[Data records for software interfaces]
----
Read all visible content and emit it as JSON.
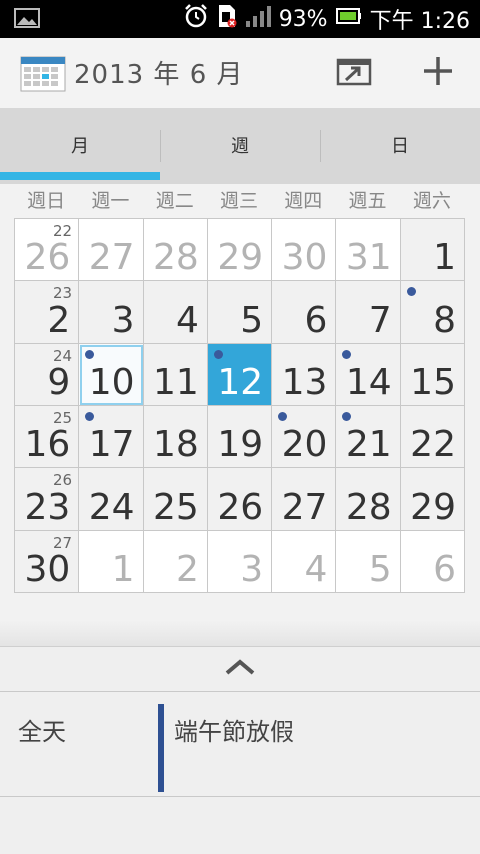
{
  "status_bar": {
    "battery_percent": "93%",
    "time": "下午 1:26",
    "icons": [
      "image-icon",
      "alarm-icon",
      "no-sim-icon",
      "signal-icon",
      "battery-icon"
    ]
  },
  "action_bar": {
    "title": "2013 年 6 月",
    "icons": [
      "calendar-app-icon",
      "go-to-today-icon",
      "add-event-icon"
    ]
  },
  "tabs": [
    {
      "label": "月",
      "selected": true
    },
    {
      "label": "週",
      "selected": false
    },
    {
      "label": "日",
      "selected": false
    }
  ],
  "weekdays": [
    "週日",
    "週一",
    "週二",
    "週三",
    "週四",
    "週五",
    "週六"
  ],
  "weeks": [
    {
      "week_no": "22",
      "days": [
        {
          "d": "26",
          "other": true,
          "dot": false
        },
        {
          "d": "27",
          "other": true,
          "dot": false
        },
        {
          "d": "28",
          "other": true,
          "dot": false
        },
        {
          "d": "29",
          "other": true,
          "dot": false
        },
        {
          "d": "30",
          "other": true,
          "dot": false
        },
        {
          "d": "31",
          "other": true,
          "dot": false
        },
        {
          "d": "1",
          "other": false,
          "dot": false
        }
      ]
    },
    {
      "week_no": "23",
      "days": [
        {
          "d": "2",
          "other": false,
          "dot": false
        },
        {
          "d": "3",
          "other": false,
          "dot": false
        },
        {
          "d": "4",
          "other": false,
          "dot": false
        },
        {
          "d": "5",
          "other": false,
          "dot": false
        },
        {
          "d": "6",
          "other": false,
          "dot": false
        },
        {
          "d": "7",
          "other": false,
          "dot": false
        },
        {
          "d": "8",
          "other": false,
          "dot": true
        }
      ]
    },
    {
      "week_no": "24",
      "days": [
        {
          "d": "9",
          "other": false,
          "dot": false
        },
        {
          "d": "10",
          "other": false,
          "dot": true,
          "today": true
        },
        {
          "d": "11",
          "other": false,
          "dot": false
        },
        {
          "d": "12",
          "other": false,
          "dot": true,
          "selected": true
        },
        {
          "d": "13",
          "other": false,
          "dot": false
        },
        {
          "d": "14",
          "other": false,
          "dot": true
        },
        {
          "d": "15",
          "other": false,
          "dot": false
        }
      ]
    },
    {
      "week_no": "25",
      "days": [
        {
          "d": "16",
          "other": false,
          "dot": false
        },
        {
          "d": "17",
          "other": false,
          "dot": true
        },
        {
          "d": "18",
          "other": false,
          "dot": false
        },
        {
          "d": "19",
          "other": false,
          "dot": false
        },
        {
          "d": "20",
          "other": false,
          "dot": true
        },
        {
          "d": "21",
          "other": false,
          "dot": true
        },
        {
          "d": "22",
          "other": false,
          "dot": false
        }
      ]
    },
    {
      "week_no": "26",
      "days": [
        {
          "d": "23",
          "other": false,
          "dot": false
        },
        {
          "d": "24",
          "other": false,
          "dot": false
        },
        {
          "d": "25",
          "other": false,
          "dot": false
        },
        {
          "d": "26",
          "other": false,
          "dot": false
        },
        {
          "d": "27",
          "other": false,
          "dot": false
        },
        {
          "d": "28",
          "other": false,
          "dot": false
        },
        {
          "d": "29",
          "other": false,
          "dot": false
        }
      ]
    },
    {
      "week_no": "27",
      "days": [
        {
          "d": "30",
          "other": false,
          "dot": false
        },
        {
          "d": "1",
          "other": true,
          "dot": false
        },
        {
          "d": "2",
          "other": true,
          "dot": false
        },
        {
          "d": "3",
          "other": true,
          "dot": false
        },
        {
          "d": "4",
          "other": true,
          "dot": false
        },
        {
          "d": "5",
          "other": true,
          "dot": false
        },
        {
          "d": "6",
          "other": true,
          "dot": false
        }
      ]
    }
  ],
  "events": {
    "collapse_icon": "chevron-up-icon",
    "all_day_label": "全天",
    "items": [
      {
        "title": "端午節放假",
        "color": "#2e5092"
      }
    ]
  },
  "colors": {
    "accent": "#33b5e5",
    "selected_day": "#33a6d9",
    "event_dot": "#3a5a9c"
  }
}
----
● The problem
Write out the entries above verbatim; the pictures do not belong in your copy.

● Completed task
Read all visible content and emit it as JSON.
{
  "status_bar": {
    "battery_percent": "93%",
    "time": "下午 1:26",
    "icons": [
      "image-icon",
      "alarm-icon",
      "no-sim-icon",
      "signal-icon",
      "battery-icon"
    ]
  },
  "action_bar": {
    "title": "2013 年 6 月",
    "icons": [
      "calendar-app-icon",
      "go-to-today-icon",
      "add-event-icon"
    ]
  },
  "tabs": [
    {
      "label": "月",
      "selected": true
    },
    {
      "label": "週",
      "selected": false
    },
    {
      "label": "日",
      "selected": false
    }
  ],
  "weekdays": [
    "週日",
    "週一",
    "週二",
    "週三",
    "週四",
    "週五",
    "週六"
  ],
  "weeks": [
    {
      "week_no": "22",
      "days": [
        {
          "d": "26",
          "other": true,
          "dot": false
        },
        {
          "d": "27",
          "other": true,
          "dot": false
        },
        {
          "d": "28",
          "other": true,
          "dot": false
        },
        {
          "d": "29",
          "other": true,
          "dot": false
        },
        {
          "d": "30",
          "other": true,
          "dot": false
        },
        {
          "d": "31",
          "other": true,
          "dot": false
        },
        {
          "d": "1",
          "other": false,
          "dot": false
        }
      ]
    },
    {
      "week_no": "23",
      "days": [
        {
          "d": "2",
          "other": false,
          "dot": false
        },
        {
          "d": "3",
          "other": false,
          "dot": false
        },
        {
          "d": "4",
          "other": false,
          "dot": false
        },
        {
          "d": "5",
          "other": false,
          "dot": false
        },
        {
          "d": "6",
          "other": false,
          "dot": false
        },
        {
          "d": "7",
          "other": false,
          "dot": false
        },
        {
          "d": "8",
          "other": false,
          "dot": true
        }
      ]
    },
    {
      "week_no": "24",
      "days": [
        {
          "d": "9",
          "other": false,
          "dot": false
        },
        {
          "d": "10",
          "other": false,
          "dot": true,
          "today": true
        },
        {
          "d": "11",
          "other": false,
          "dot": false
        },
        {
          "d": "12",
          "other": false,
          "dot": true,
          "selected": true
        },
        {
          "d": "13",
          "other": false,
          "dot": false
        },
        {
          "d": "14",
          "other": false,
          "dot": true
        },
        {
          "d": "15",
          "other": false,
          "dot": false
        }
      ]
    },
    {
      "week_no": "25",
      "days": [
        {
          "d": "16",
          "other": false,
          "dot": false
        },
        {
          "d": "17",
          "other": false,
          "dot": true
        },
        {
          "d": "18",
          "other": false,
          "dot": false
        },
        {
          "d": "19",
          "other": false,
          "dot": false
        },
        {
          "d": "20",
          "other": false,
          "dot": true
        },
        {
          "d": "21",
          "other": false,
          "dot": true
        },
        {
          "d": "22",
          "other": false,
          "dot": false
        }
      ]
    },
    {
      "week_no": "26",
      "days": [
        {
          "d": "23",
          "other": false,
          "dot": false
        },
        {
          "d": "24",
          "other": false,
          "dot": false
        },
        {
          "d": "25",
          "other": false,
          "dot": false
        },
        {
          "d": "26",
          "other": false,
          "dot": false
        },
        {
          "d": "27",
          "other": false,
          "dot": false
        },
        {
          "d": "28",
          "other": false,
          "dot": false
        },
        {
          "d": "29",
          "other": false,
          "dot": false
        }
      ]
    },
    {
      "week_no": "27",
      "days": [
        {
          "d": "30",
          "other": false,
          "dot": false
        },
        {
          "d": "1",
          "other": true,
          "dot": false
        },
        {
          "d": "2",
          "other": true,
          "dot": false
        },
        {
          "d": "3",
          "other": true,
          "dot": false
        },
        {
          "d": "4",
          "other": true,
          "dot": false
        },
        {
          "d": "5",
          "other": true,
          "dot": false
        },
        {
          "d": "6",
          "other": true,
          "dot": false
        }
      ]
    }
  ],
  "events": {
    "collapse_icon": "chevron-up-icon",
    "all_day_label": "全天",
    "items": [
      {
        "title": "端午節放假",
        "color": "#2e5092"
      }
    ]
  },
  "colors": {
    "accent": "#33b5e5",
    "selected_day": "#33a6d9",
    "event_dot": "#3a5a9c"
  }
}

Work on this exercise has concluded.